Back when I had a home studio, I was able to prop my paintings up in the living room and stare at it as I watched TV. This enabled me to contemplate what I what I had finished, figure out my problem areas, and decide what I would do next. It was extremely helpful in my painting process. Now that I have a studio space at Art Explosion, it's a lot harder to contemplate my work as I used to. It's too hard and inconvenient to load my painting in my car and bring it home everyday in order to prop it up in my living room. It doesn't make sense to do this since I now work larger and I don't want oil paint everywhere. Fortunately I have an iPhone so that I can take many pictures and look at them while at home.

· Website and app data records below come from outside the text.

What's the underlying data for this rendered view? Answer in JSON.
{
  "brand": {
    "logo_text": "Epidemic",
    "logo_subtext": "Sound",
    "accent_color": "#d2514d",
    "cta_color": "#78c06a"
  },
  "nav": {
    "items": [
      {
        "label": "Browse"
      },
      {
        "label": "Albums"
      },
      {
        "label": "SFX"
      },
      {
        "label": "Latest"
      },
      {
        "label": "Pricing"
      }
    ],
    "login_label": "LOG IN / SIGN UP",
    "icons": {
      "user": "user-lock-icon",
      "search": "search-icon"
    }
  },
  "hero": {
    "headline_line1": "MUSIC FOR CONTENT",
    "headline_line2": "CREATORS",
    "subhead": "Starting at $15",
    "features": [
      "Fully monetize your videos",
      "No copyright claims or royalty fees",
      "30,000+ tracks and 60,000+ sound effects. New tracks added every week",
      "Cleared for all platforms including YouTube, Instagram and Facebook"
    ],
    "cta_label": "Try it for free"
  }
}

I didn't think I would like looking at my work this way. I thought it would be too awkward and not true to what the actual painting looks like, but now that I have been doing this for a year, I find that it is actually more useful than my previous method. When I paint, I usually block out shapes. I don't paint "the face" of my subjects, instead I paint the shapes within the face. I get so caught up in the shapes that it's then hard for my eyes to blend these blocks and form the image. This makes it very hard for me to see if I am on track with my painting. I find that if I take a picture of the painting, that "distance" helps me see what my painting really looks like. The image appears blended and more cohesive. I find that I often take pictures of my work and look at it, not only at home when I am done painting, but also while I am in the process of working on a painting. It, along with stepping away and looking at my work from a distance, helps me become a better painting and makes my work technically better.